[[ Given records open ]]
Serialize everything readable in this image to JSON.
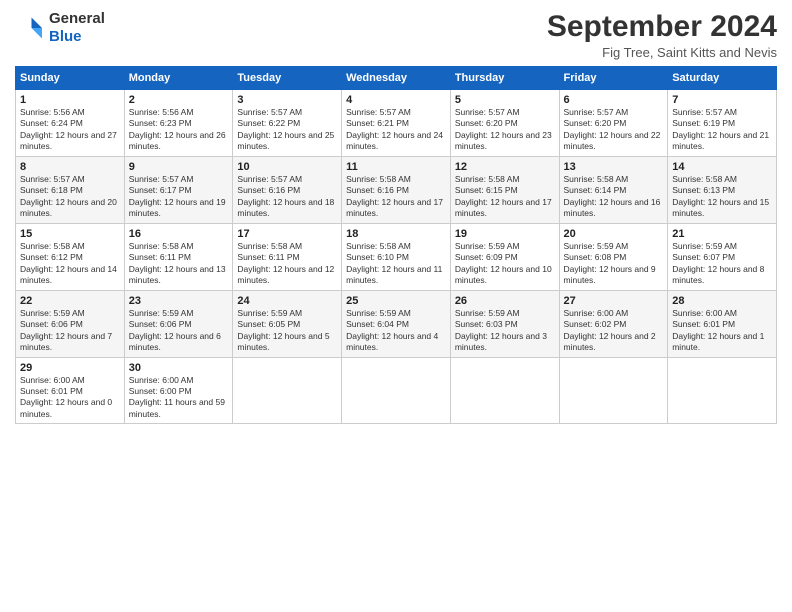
{
  "logo": {
    "line1": "General",
    "line2": "Blue"
  },
  "header": {
    "month": "September 2024",
    "location": "Fig Tree, Saint Kitts and Nevis"
  },
  "weekdays": [
    "Sunday",
    "Monday",
    "Tuesday",
    "Wednesday",
    "Thursday",
    "Friday",
    "Saturday"
  ],
  "weeks": [
    [
      {
        "day": "1",
        "sunrise": "5:56 AM",
        "sunset": "6:24 PM",
        "daylight": "12 hours and 27 minutes."
      },
      {
        "day": "2",
        "sunrise": "5:56 AM",
        "sunset": "6:23 PM",
        "daylight": "12 hours and 26 minutes."
      },
      {
        "day": "3",
        "sunrise": "5:57 AM",
        "sunset": "6:22 PM",
        "daylight": "12 hours and 25 minutes."
      },
      {
        "day": "4",
        "sunrise": "5:57 AM",
        "sunset": "6:21 PM",
        "daylight": "12 hours and 24 minutes."
      },
      {
        "day": "5",
        "sunrise": "5:57 AM",
        "sunset": "6:20 PM",
        "daylight": "12 hours and 23 minutes."
      },
      {
        "day": "6",
        "sunrise": "5:57 AM",
        "sunset": "6:20 PM",
        "daylight": "12 hours and 22 minutes."
      },
      {
        "day": "7",
        "sunrise": "5:57 AM",
        "sunset": "6:19 PM",
        "daylight": "12 hours and 21 minutes."
      }
    ],
    [
      {
        "day": "8",
        "sunrise": "5:57 AM",
        "sunset": "6:18 PM",
        "daylight": "12 hours and 20 minutes."
      },
      {
        "day": "9",
        "sunrise": "5:57 AM",
        "sunset": "6:17 PM",
        "daylight": "12 hours and 19 minutes."
      },
      {
        "day": "10",
        "sunrise": "5:57 AM",
        "sunset": "6:16 PM",
        "daylight": "12 hours and 18 minutes."
      },
      {
        "day": "11",
        "sunrise": "5:58 AM",
        "sunset": "6:16 PM",
        "daylight": "12 hours and 17 minutes."
      },
      {
        "day": "12",
        "sunrise": "5:58 AM",
        "sunset": "6:15 PM",
        "daylight": "12 hours and 17 minutes."
      },
      {
        "day": "13",
        "sunrise": "5:58 AM",
        "sunset": "6:14 PM",
        "daylight": "12 hours and 16 minutes."
      },
      {
        "day": "14",
        "sunrise": "5:58 AM",
        "sunset": "6:13 PM",
        "daylight": "12 hours and 15 minutes."
      }
    ],
    [
      {
        "day": "15",
        "sunrise": "5:58 AM",
        "sunset": "6:12 PM",
        "daylight": "12 hours and 14 minutes."
      },
      {
        "day": "16",
        "sunrise": "5:58 AM",
        "sunset": "6:11 PM",
        "daylight": "12 hours and 13 minutes."
      },
      {
        "day": "17",
        "sunrise": "5:58 AM",
        "sunset": "6:11 PM",
        "daylight": "12 hours and 12 minutes."
      },
      {
        "day": "18",
        "sunrise": "5:58 AM",
        "sunset": "6:10 PM",
        "daylight": "12 hours and 11 minutes."
      },
      {
        "day": "19",
        "sunrise": "5:59 AM",
        "sunset": "6:09 PM",
        "daylight": "12 hours and 10 minutes."
      },
      {
        "day": "20",
        "sunrise": "5:59 AM",
        "sunset": "6:08 PM",
        "daylight": "12 hours and 9 minutes."
      },
      {
        "day": "21",
        "sunrise": "5:59 AM",
        "sunset": "6:07 PM",
        "daylight": "12 hours and 8 minutes."
      }
    ],
    [
      {
        "day": "22",
        "sunrise": "5:59 AM",
        "sunset": "6:06 PM",
        "daylight": "12 hours and 7 minutes."
      },
      {
        "day": "23",
        "sunrise": "5:59 AM",
        "sunset": "6:06 PM",
        "daylight": "12 hours and 6 minutes."
      },
      {
        "day": "24",
        "sunrise": "5:59 AM",
        "sunset": "6:05 PM",
        "daylight": "12 hours and 5 minutes."
      },
      {
        "day": "25",
        "sunrise": "5:59 AM",
        "sunset": "6:04 PM",
        "daylight": "12 hours and 4 minutes."
      },
      {
        "day": "26",
        "sunrise": "5:59 AM",
        "sunset": "6:03 PM",
        "daylight": "12 hours and 3 minutes."
      },
      {
        "day": "27",
        "sunrise": "6:00 AM",
        "sunset": "6:02 PM",
        "daylight": "12 hours and 2 minutes."
      },
      {
        "day": "28",
        "sunrise": "6:00 AM",
        "sunset": "6:01 PM",
        "daylight": "12 hours and 1 minute."
      }
    ],
    [
      {
        "day": "29",
        "sunrise": "6:00 AM",
        "sunset": "6:01 PM",
        "daylight": "12 hours and 0 minutes."
      },
      {
        "day": "30",
        "sunrise": "6:00 AM",
        "sunset": "6:00 PM",
        "daylight": "11 hours and 59 minutes."
      },
      null,
      null,
      null,
      null,
      null
    ]
  ]
}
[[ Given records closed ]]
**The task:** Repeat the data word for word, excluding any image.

**Result:**
Serialize everything readable in this image to JSON.
{
  "logo": {
    "line1": "General",
    "line2": "Blue"
  },
  "header": {
    "month": "September 2024",
    "location": "Fig Tree, Saint Kitts and Nevis"
  },
  "weekdays": [
    "Sunday",
    "Monday",
    "Tuesday",
    "Wednesday",
    "Thursday",
    "Friday",
    "Saturday"
  ],
  "weeks": [
    [
      {
        "day": "1",
        "sunrise": "5:56 AM",
        "sunset": "6:24 PM",
        "daylight": "12 hours and 27 minutes."
      },
      {
        "day": "2",
        "sunrise": "5:56 AM",
        "sunset": "6:23 PM",
        "daylight": "12 hours and 26 minutes."
      },
      {
        "day": "3",
        "sunrise": "5:57 AM",
        "sunset": "6:22 PM",
        "daylight": "12 hours and 25 minutes."
      },
      {
        "day": "4",
        "sunrise": "5:57 AM",
        "sunset": "6:21 PM",
        "daylight": "12 hours and 24 minutes."
      },
      {
        "day": "5",
        "sunrise": "5:57 AM",
        "sunset": "6:20 PM",
        "daylight": "12 hours and 23 minutes."
      },
      {
        "day": "6",
        "sunrise": "5:57 AM",
        "sunset": "6:20 PM",
        "daylight": "12 hours and 22 minutes."
      },
      {
        "day": "7",
        "sunrise": "5:57 AM",
        "sunset": "6:19 PM",
        "daylight": "12 hours and 21 minutes."
      }
    ],
    [
      {
        "day": "8",
        "sunrise": "5:57 AM",
        "sunset": "6:18 PM",
        "daylight": "12 hours and 20 minutes."
      },
      {
        "day": "9",
        "sunrise": "5:57 AM",
        "sunset": "6:17 PM",
        "daylight": "12 hours and 19 minutes."
      },
      {
        "day": "10",
        "sunrise": "5:57 AM",
        "sunset": "6:16 PM",
        "daylight": "12 hours and 18 minutes."
      },
      {
        "day": "11",
        "sunrise": "5:58 AM",
        "sunset": "6:16 PM",
        "daylight": "12 hours and 17 minutes."
      },
      {
        "day": "12",
        "sunrise": "5:58 AM",
        "sunset": "6:15 PM",
        "daylight": "12 hours and 17 minutes."
      },
      {
        "day": "13",
        "sunrise": "5:58 AM",
        "sunset": "6:14 PM",
        "daylight": "12 hours and 16 minutes."
      },
      {
        "day": "14",
        "sunrise": "5:58 AM",
        "sunset": "6:13 PM",
        "daylight": "12 hours and 15 minutes."
      }
    ],
    [
      {
        "day": "15",
        "sunrise": "5:58 AM",
        "sunset": "6:12 PM",
        "daylight": "12 hours and 14 minutes."
      },
      {
        "day": "16",
        "sunrise": "5:58 AM",
        "sunset": "6:11 PM",
        "daylight": "12 hours and 13 minutes."
      },
      {
        "day": "17",
        "sunrise": "5:58 AM",
        "sunset": "6:11 PM",
        "daylight": "12 hours and 12 minutes."
      },
      {
        "day": "18",
        "sunrise": "5:58 AM",
        "sunset": "6:10 PM",
        "daylight": "12 hours and 11 minutes."
      },
      {
        "day": "19",
        "sunrise": "5:59 AM",
        "sunset": "6:09 PM",
        "daylight": "12 hours and 10 minutes."
      },
      {
        "day": "20",
        "sunrise": "5:59 AM",
        "sunset": "6:08 PM",
        "daylight": "12 hours and 9 minutes."
      },
      {
        "day": "21",
        "sunrise": "5:59 AM",
        "sunset": "6:07 PM",
        "daylight": "12 hours and 8 minutes."
      }
    ],
    [
      {
        "day": "22",
        "sunrise": "5:59 AM",
        "sunset": "6:06 PM",
        "daylight": "12 hours and 7 minutes."
      },
      {
        "day": "23",
        "sunrise": "5:59 AM",
        "sunset": "6:06 PM",
        "daylight": "12 hours and 6 minutes."
      },
      {
        "day": "24",
        "sunrise": "5:59 AM",
        "sunset": "6:05 PM",
        "daylight": "12 hours and 5 minutes."
      },
      {
        "day": "25",
        "sunrise": "5:59 AM",
        "sunset": "6:04 PM",
        "daylight": "12 hours and 4 minutes."
      },
      {
        "day": "26",
        "sunrise": "5:59 AM",
        "sunset": "6:03 PM",
        "daylight": "12 hours and 3 minutes."
      },
      {
        "day": "27",
        "sunrise": "6:00 AM",
        "sunset": "6:02 PM",
        "daylight": "12 hours and 2 minutes."
      },
      {
        "day": "28",
        "sunrise": "6:00 AM",
        "sunset": "6:01 PM",
        "daylight": "12 hours and 1 minute."
      }
    ],
    [
      {
        "day": "29",
        "sunrise": "6:00 AM",
        "sunset": "6:01 PM",
        "daylight": "12 hours and 0 minutes."
      },
      {
        "day": "30",
        "sunrise": "6:00 AM",
        "sunset": "6:00 PM",
        "daylight": "11 hours and 59 minutes."
      },
      null,
      null,
      null,
      null,
      null
    ]
  ]
}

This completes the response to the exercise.